After Daniel's death, his transplanted organs become a metaphor for either the miracles or the resurrection. His eyes give sight to a woman who has been blind, and his heart gives life to a man who would have died. Remember too that in Scorsese's film, Jesus took his heart out of his chest and offered it to his followers. Also after his death, Daniel's disciples get involved in a project to found a theatre in his name and dedicate it to the kind of work he believed in. On that small, ironic note, one can envision the beginning of the process of canonization.
The concept for Jesus of Montreal is brilliant - as is the dialogue, the flow of ideas and the multiple possibilities of interpretation. In addition, it is a gorgeous spectacle making full use of church music, art and architecture as well as the vistas of Montreal from all the Stations of the Cross on the mountain. It's one of those rare film experiences that satisfies on all counts — intellectual, aesthetic and moral. The euphoria lingers, in contrast to the stark mood of depression brought on by The Passion of the Christ.
What is really needed to combat Gibson's encouragement of medieval fundamentalism is a flat-out purge - like Monty Python's Life of Brian, which is conveniently being reissued. It's a total send-up of the sheep-like need people have to find a leader, the way irrelevant items get converted into sacred relics, and simple speech gets misinterpreted and reinterpreted into nonsensical dogma. And of course, it's specifically a send-up of the Jesus myth, but all in such a flood of comic imagination and sublime silliness, it is hard to imagine how anyone could be offended.
Shirley Goldberg is a free-lance writer, film critic and film programmer.
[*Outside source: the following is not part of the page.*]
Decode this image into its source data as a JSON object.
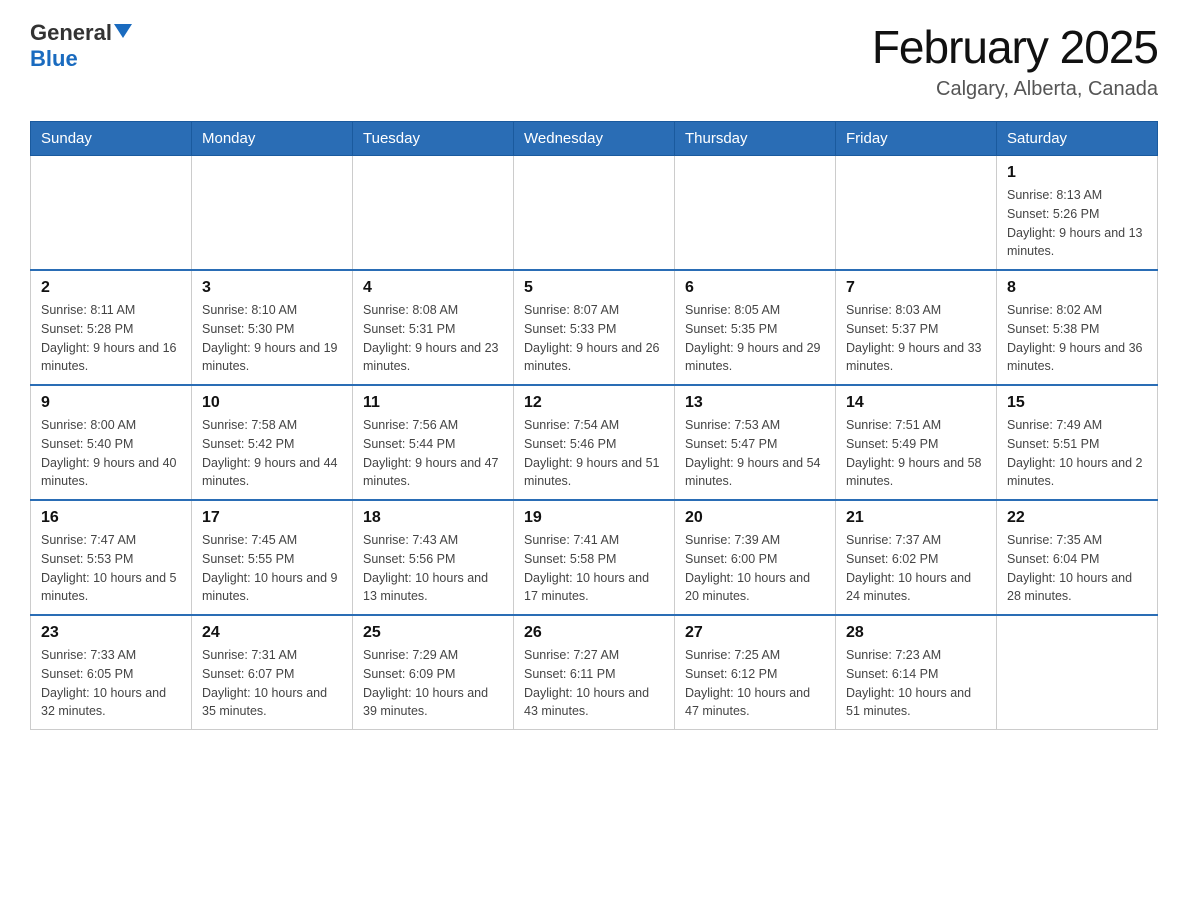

She is retired from teaching English and Film Studies at Malaspina University-College. Shirley is a regular columnist for Humanist in Canada.